(Stored items from a collection)
══════
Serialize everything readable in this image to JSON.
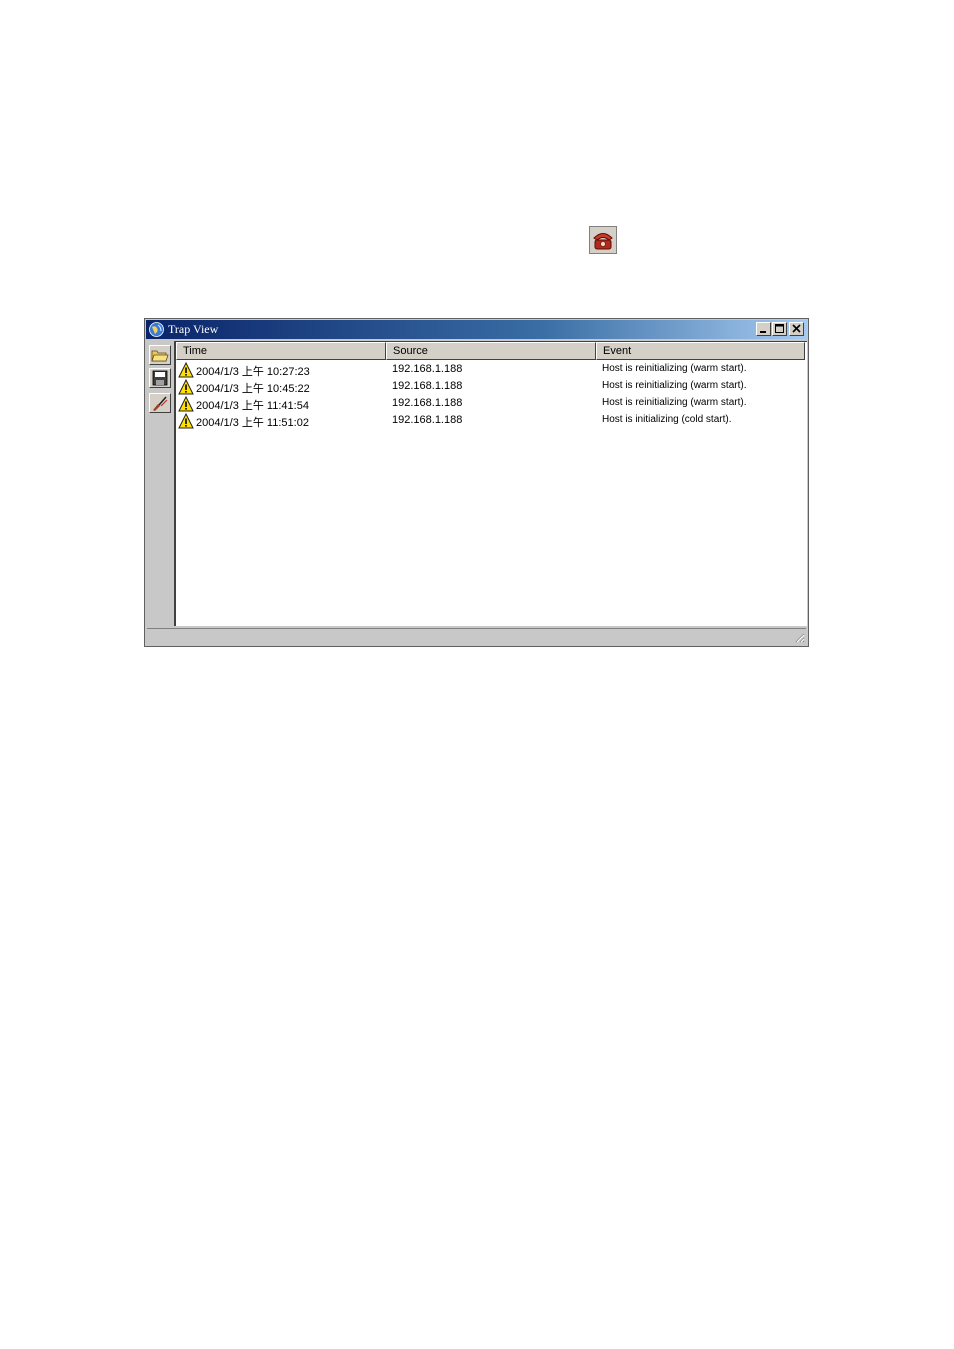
{
  "window": {
    "title": "Trap View"
  },
  "table": {
    "headers": {
      "time": "Time",
      "source": "Source",
      "event": "Event"
    },
    "rows": [
      {
        "time": "2004/1/3 上午 10:27:23",
        "source": "192.168.1.188",
        "event": "Host is reinitializing (warm start)."
      },
      {
        "time": "2004/1/3 上午 10:45:22",
        "source": "192.168.1.188",
        "event": "Host is reinitializing (warm start)."
      },
      {
        "time": "2004/1/3 上午 11:41:54",
        "source": "192.168.1.188",
        "event": "Host is reinitializing (warm start)."
      },
      {
        "time": "2004/1/3 上午 11:51:02",
        "source": "192.168.1.188",
        "event": "Host is initializing (cold start)."
      }
    ]
  },
  "icons": {
    "trap_view_launcher": "telephone-icon",
    "row_icon": "warning-icon",
    "toolbar": [
      "open-folder-icon",
      "save-disk-icon",
      "clear-icon"
    ]
  }
}
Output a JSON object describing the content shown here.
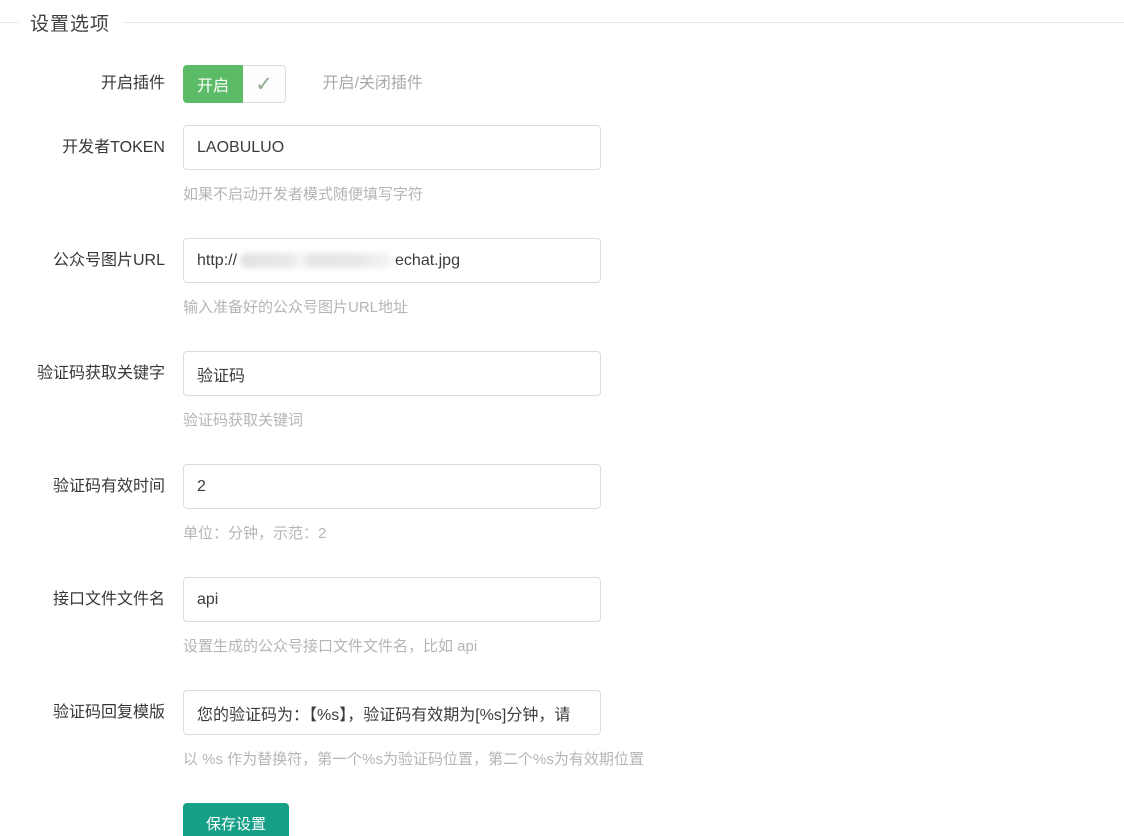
{
  "page": {
    "title": "设置选项"
  },
  "colors": {
    "toggle_on_green": "#5cbb66",
    "save_button_teal": "#17a088",
    "hint_gray": "#b5b5b5",
    "input_border": "#dcdcdc"
  },
  "icons": {
    "check_glyph": "✓"
  },
  "form": {
    "fields": [
      {
        "id": "enable_plugin",
        "label": "开启插件",
        "type": "toggle",
        "value": "开启",
        "hint": "开启/关闭插件"
      },
      {
        "id": "developer_token",
        "label": "开发者TOKEN",
        "type": "text",
        "value": "LAOBULUO",
        "hint": "如果不启动开发者模式随便填写字符"
      },
      {
        "id": "official_account_image_url",
        "label": "公众号图片URL",
        "type": "text-redacted",
        "value_prefix": "http://",
        "value_redacted": "(模糊处理)",
        "value_suffix": "echat.jpg",
        "hint": "输入准备好的公众号图片URL地址"
      },
      {
        "id": "captcha_keyword",
        "label": "验证码获取关键字",
        "type": "text",
        "value": "验证码",
        "hint": "验证码获取关键词"
      },
      {
        "id": "captcha_valid_time",
        "label": "验证码有效时间",
        "type": "text",
        "value": "2",
        "hint": "单位：分钟，示范：2"
      },
      {
        "id": "api_filename",
        "label": "接口文件文件名",
        "type": "text",
        "value": "api",
        "hint": "设置生成的公众号接口文件文件名，比如 api"
      },
      {
        "id": "captcha_reply_template",
        "label": "验证码回复模版",
        "type": "text",
        "value": "您的验证码为：【%s】，验证码有效期为[%s]分钟，请",
        "hint": "以 %s 作为替换符，第一个%s为验证码位置，第二个%s为有效期位置"
      }
    ],
    "save_button": {
      "label": "保存设置"
    }
  }
}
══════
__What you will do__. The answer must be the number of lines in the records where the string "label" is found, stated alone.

__Solution below__. 8